Yale ISP Celebrates Open Access Week with New Research
The Information Society Project at Yale Law School (Yale ISP) today launched three new reports on the state of access to knowledge in comparative national perspective. The new works feature research on challenges of intellectual property and innovation in three developing countries. The launch is timed to coincide with the first-ever international celebration of Open Access Week, October 19-23, 2009.
Open Access Week seeks to raise awareness of the importance of open access to research. In today's world, proper use of digital publication platforms and open copyright licenses can greatly facilitate the spread and impact of academic research. Consistent with these values, the research launched this week carries Creative Commons licenses and is available for free download at the Yale ISP website.

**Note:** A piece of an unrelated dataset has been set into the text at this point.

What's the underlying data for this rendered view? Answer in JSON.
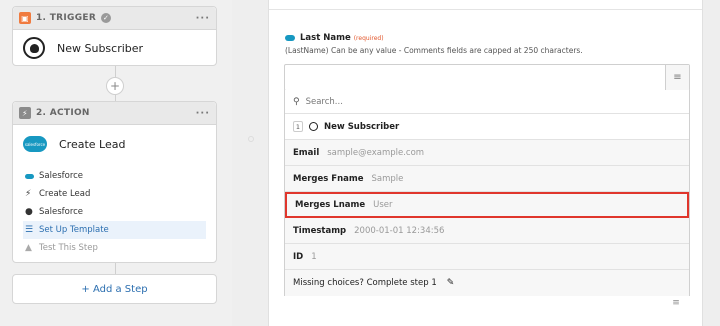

In developing the reports, the Yale ISP partnered with academic institutions abroad at the University of Buenos Aires, the University of Addis Abeba, and the University of Cape Town. Research teams within these and other institutions have joined with the Yale ISP to form the A2K Global Academy, a network of academic centers dedicated to research, education, and policy analysis promoting access to knowledge.
The project has already resulted in two books, both forthcoming from the open access publishing imprint Bloomsbury Academic this winter: Access to Knowledge in Brazil: New Research on Intellectual Property, Innovation and Development, and Access to Knowledge in Egypt: New Research on Intellectual Property, Innovation and Development.
Research examining related topics in India and China was launched in August 2009. The newest installment, featuring insights into the state of access to knowledge in Argentina, Ethiopia, and South Africa, completes the series of seven reports. Topics addressed by the research include: open source software, alternative business models for cultural production, exceptions and limitations to copyright, ICT for development, access to medicines, open educational resources, technological standards, and biotechnology.
The three-year research project was supported with funding from the John D. and Catherine T. MacArthur Foundation, as part of an initiative supporting international academic collaboration on access to knowledge challenges and opportunities.
“Innovation is the basis for economic growth and finding solutions to pressing problems,” said Lea Shaver, director of the ISP’s research program in access to knowledge. “But law and policy do not always support innovation optimally, nor ensure that new knowledge spreads as widely as it could. This research offers important guidance to policymakers, particularly in the context of developing countries.”
Continuing its academic work in this area, the Yale ISP will host a major conference on access to knowledge and human rights on February 12-13, 2010 at Yale Law School.
The Yale Information Society Project is an intellectual center at Yale Law School that studies the implications of new information technologies for law and society, guided by values of democracy, human rights, and innovation. For more information, visit isp.law.yale.edu.